- Dale R. Menendez, Jr., a former broker, was barred permanently from the industry by a FINRA Hearing Officer and ordered to pay over $110,000 in restitution to his customers. The Hearing Officer found that Menendez engaged in excessive and unauthorized trading, mischaracterized customer transactions to his firm and failed to appear for testimony during the FINRA investigation of his conduct.
- Michael Quattalaro, a former broker, was barred permanently from the securities industry. FINRA found that Quattalaro churned and engaged in excessively unsuitable trading in two customer accounts and exercised discretion in those accounts without prior written customer authority.
- Chanse K. Menendez, Sr., a former broker, has been charged in a FINRA complaint with excessive trading and churning activity in two customer accounts. The complaint also alleges that Menendez mischaracterized "solicited" trades as "unsolicited" trades in an apparent attempt to conceal his misconduct in those accounts, as well as in a third account. In addition, the complaint alleges that Menendez failed to appear for testimony and provide documents during the FINRA investigation of his conduct. The case is pending.

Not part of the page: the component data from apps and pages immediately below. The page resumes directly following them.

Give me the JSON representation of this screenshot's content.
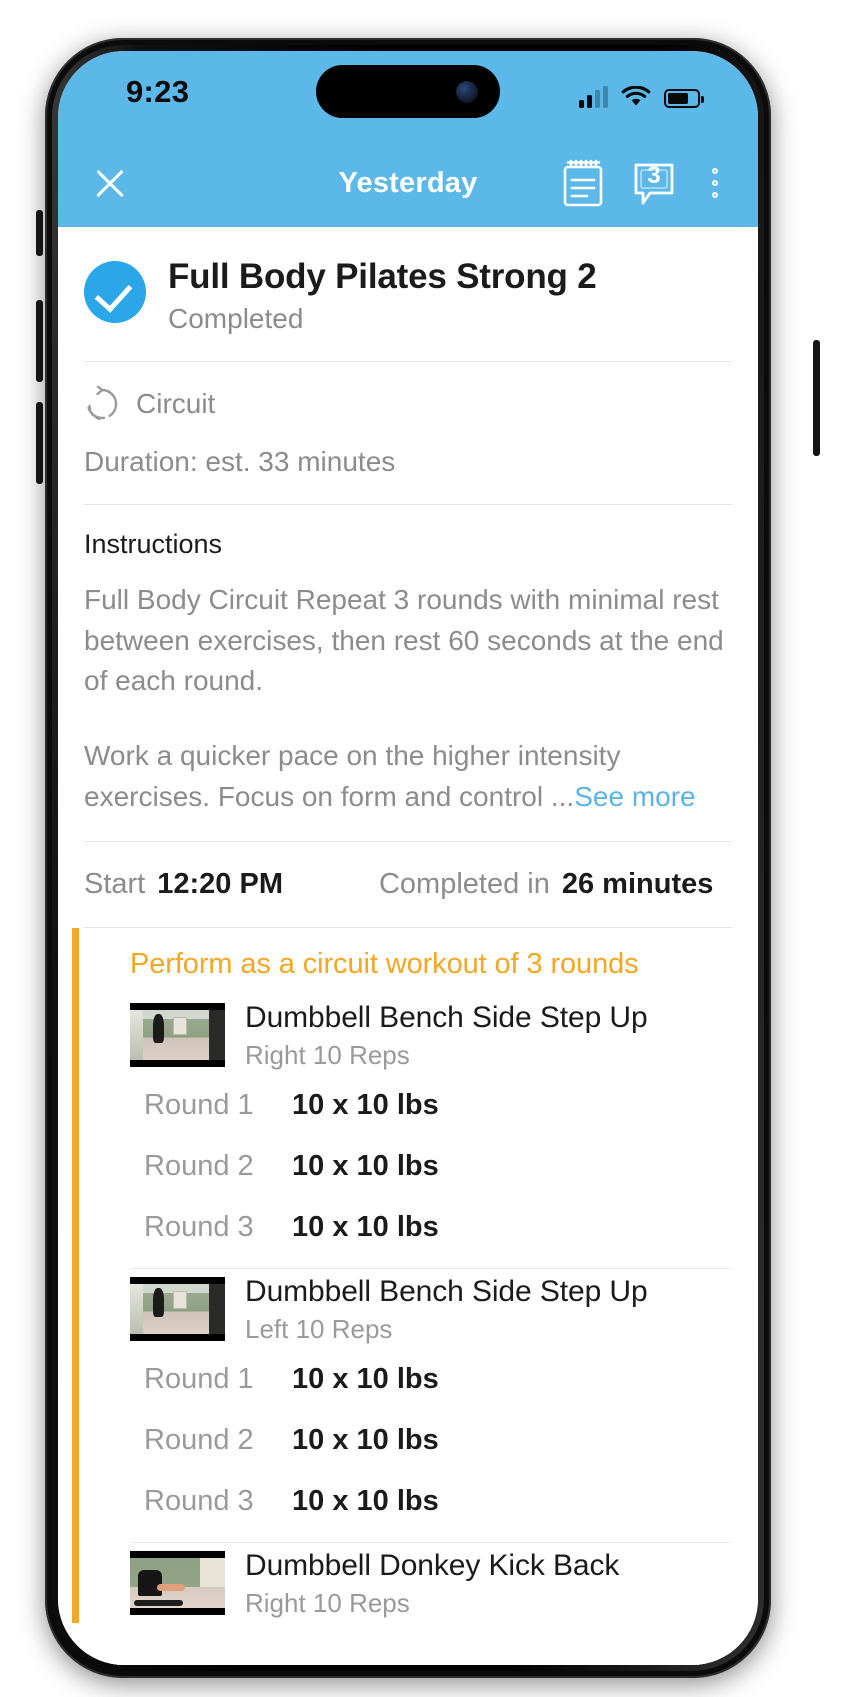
{
  "status_bar": {
    "time": "9:23",
    "icons": [
      "cellular-signal-icon",
      "wifi-icon",
      "battery-icon"
    ]
  },
  "nav": {
    "close_icon": "close-icon",
    "title": "Yesterday",
    "notes_icon": "notepad-icon",
    "comments_icon": "chat-bubble-icon",
    "comments_count": "3",
    "overflow_icon": "kebab-menu-icon"
  },
  "workout": {
    "title": "Full Body Pilates Strong 2",
    "status": "Completed",
    "status_icon": "check-circle-icon",
    "type_icon": "circuit-repeat-icon",
    "type_label": "Circuit",
    "duration": "Duration: est. 33 minutes"
  },
  "instructions": {
    "heading": "Instructions",
    "paragraph_1": "Full Body Circuit Repeat 3 rounds with minimal rest between exercises, then rest 60 seconds at the end of each round.",
    "paragraph_2": "Work a quicker pace on the higher intensity exercises. Focus on form and control ...",
    "see_more_label": "See more"
  },
  "times": {
    "start_label": "Start",
    "start_value": "12:20 PM",
    "completed_label": "Completed in",
    "completed_value": "26 minutes"
  },
  "circuit": {
    "heading": "Perform as a circuit workout of 3 rounds",
    "accent_color": "#f5a623",
    "exercises": [
      {
        "name": "Dumbbell Bench Side Step Up",
        "detail": "Right 10 Reps",
        "thumbnail": "gym-hallway-step-up-thumbnail",
        "rounds": [
          {
            "label": "Round 1",
            "value": "10 x 10 lbs"
          },
          {
            "label": "Round 2",
            "value": "10 x 10 lbs"
          },
          {
            "label": "Round 3",
            "value": "10 x 10 lbs"
          }
        ]
      },
      {
        "name": "Dumbbell Bench Side Step Up",
        "detail": "Left 10 Reps",
        "thumbnail": "gym-hallway-step-up-thumbnail",
        "rounds": [
          {
            "label": "Round 1",
            "value": "10 x 10 lbs"
          },
          {
            "label": "Round 2",
            "value": "10 x 10 lbs"
          },
          {
            "label": "Round 3",
            "value": "10 x 10 lbs"
          }
        ]
      },
      {
        "name": "Dumbbell Donkey Kick Back",
        "detail": "Right 10 Reps",
        "thumbnail": "donkey-kick-back-thumbnail",
        "rounds": []
      }
    ]
  },
  "colors": {
    "header_blue": "#5bb8e8",
    "accent_blue": "#2ba6e8",
    "link_blue": "#59b4ec",
    "circuit_orange": "#f5a623"
  }
}
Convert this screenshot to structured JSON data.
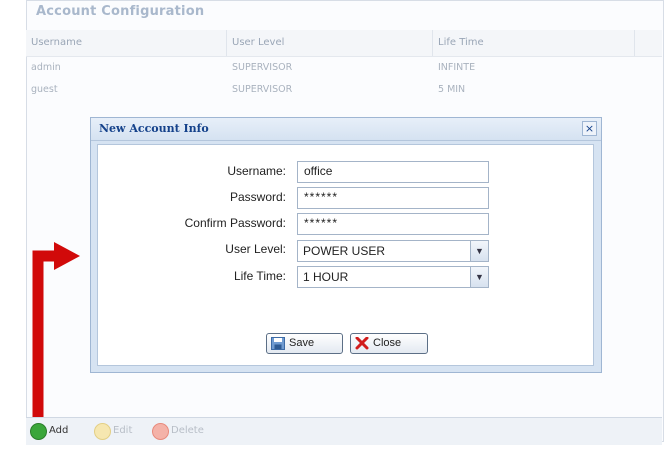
{
  "panel": {
    "title": "Account Configuration"
  },
  "grid": {
    "columns": [
      "Username",
      "User Level",
      "Life Time"
    ],
    "rows": [
      [
        "admin",
        "SUPERVISOR",
        "INFINTE"
      ],
      [
        "guest",
        "SUPERVISOR",
        "5 MIN"
      ]
    ]
  },
  "dialog": {
    "title": "New Account Info",
    "close_glyph": "×",
    "username_label": "Username:",
    "username_value": "office",
    "password_label": "Password:",
    "password_value": "******",
    "confirm_label": "Confirm Password:",
    "confirm_value": "******",
    "level_label": "User Level:",
    "level_value": "POWER USER",
    "lifetime_label": "Life Time:",
    "lifetime_value": "1 HOUR",
    "save_label": "Save",
    "close_label": "Close"
  },
  "toolbar": {
    "add_label": "Add",
    "edit_label": "Edit",
    "delete_label": "Delete"
  },
  "colors": {
    "annotation_arrow": "#d10a0a",
    "dialog_title": "#15428b",
    "add_icon": "#3aa63a",
    "edit_icon": "#f3d36b",
    "delete_icon": "#ee7a6a"
  },
  "icons": {
    "add": "plus-circle-icon",
    "edit": "pencil-icon",
    "delete": "minus-circle-icon",
    "save": "floppy-disk-icon",
    "close": "red-x-icon"
  }
}
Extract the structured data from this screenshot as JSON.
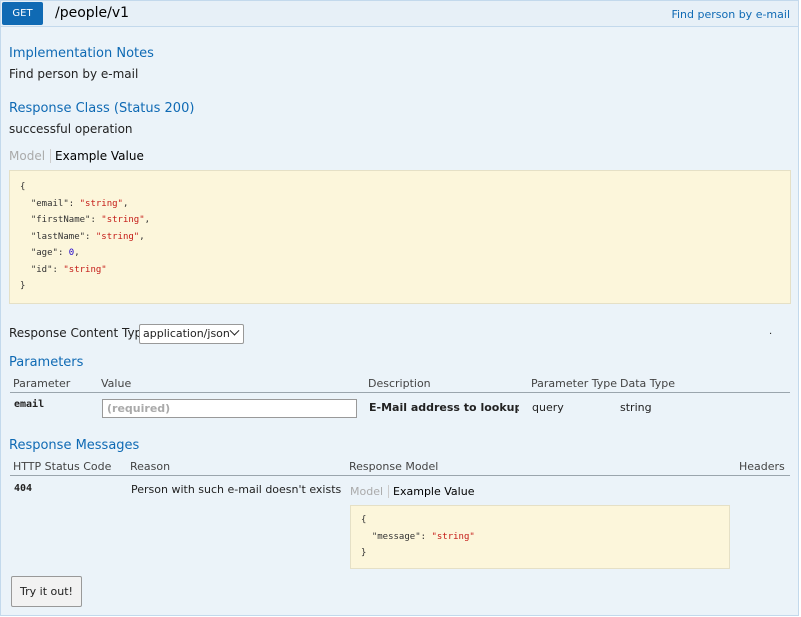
{
  "header": {
    "method": "GET",
    "path": "/people/v1",
    "summary": "Find person by e-mail"
  },
  "implementation": {
    "title": "Implementation Notes",
    "text": "Find person by e-mail"
  },
  "response_class": {
    "title": "Response Class (Status 200)",
    "text": "successful operation",
    "tab_model": "Model",
    "tab_example": "Example Value",
    "example": {
      "open": "{",
      "close": "}",
      "fields": [
        {
          "key": "\"email\"",
          "value": "\"string\"",
          "suffix": ","
        },
        {
          "key": "\"firstName\"",
          "value": "\"string\"",
          "suffix": ","
        },
        {
          "key": "\"lastName\"",
          "value": "\"string\"",
          "suffix": ","
        },
        {
          "key": "\"age\"",
          "value": "0",
          "suffix": ","
        },
        {
          "key": "\"id\"",
          "value": "\"string\"",
          "suffix": ""
        }
      ]
    }
  },
  "content_type": {
    "label": "Response Content Type",
    "selected": "application/json",
    "dot": "."
  },
  "parameters": {
    "title": "Parameters",
    "headers": [
      "Parameter",
      "Value",
      "Description",
      "Parameter Type",
      "Data Type"
    ],
    "rows": [
      {
        "name": "email",
        "placeholder": "(required)",
        "description": "E-Mail address to lookup for",
        "param_type": "query",
        "data_type": "string"
      }
    ]
  },
  "responses": {
    "title": "Response Messages",
    "headers": [
      "HTTP Status Code",
      "Reason",
      "Response Model",
      "Headers"
    ],
    "rows": [
      {
        "code": "404",
        "reason": "Person with such e-mail doesn't exists",
        "tab_model": "Model",
        "tab_example": "Example Value",
        "example": {
          "open": "{",
          "key": "\"message\"",
          "value": "\"string\"",
          "close": "}"
        }
      }
    ]
  },
  "try_button": "Try it out!"
}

In concluding the settled proceedings, Westpark, Morgan, Stern, Bellia and Quattalaro neither admitted nor denied the charges, but consented to the entry of FINRA's findings.
With respect to Chanse Menendez, under FINRA rules, a firm or individual named in a complaint can file a response and request a hearing before a FINRA disciplinary panel. Possible remedies include a fine, censure, suspension or bar from the securities industry, disgorgement of gains associated with the violations, and payment of restitution. The issuance of a disciplinary complaint represents the initiation of a formal proceeding by FINRA in which findings as to the allegations in the complaint have not been made and does not represent a decision as to any of the allegations contained in the complaint. Because this complaint is unadjudicated, interested persons may wish to contact the respondent before drawing any conclusions regarding the allegations in the complaint.
Investors can obtain more information about, and the disciplinary record of, any FINRA-registered broker or brokerage firm by using FINRA's BrokerCheck. FINRA makes BrokerCheck available at no charge. In 2009, members of the public used this service to conduct 18.5 million reviews of broker or firm records. Investors can access BrokerCheck at www.finra.org/brokercheck or by calling (800) 289-9999.
FINRA is the largest non-governmental regulator for all securities firms doing business in the United States. FINRA is dedicated to investor protection and market integrity through effective and efficient regulation and complementary compliance and technology-based services. FINRA touches virtually every aspect of the securities business – from registering and educating all industry participants to examining securities firms, writing and enforcing rules and the federal securities laws, informing and educating the investing public, providing trade reporting and other industry utilities, and administering the largest dispute resolution forum for investors and registered firms. For more information, please visit our Web site at www.finra.org.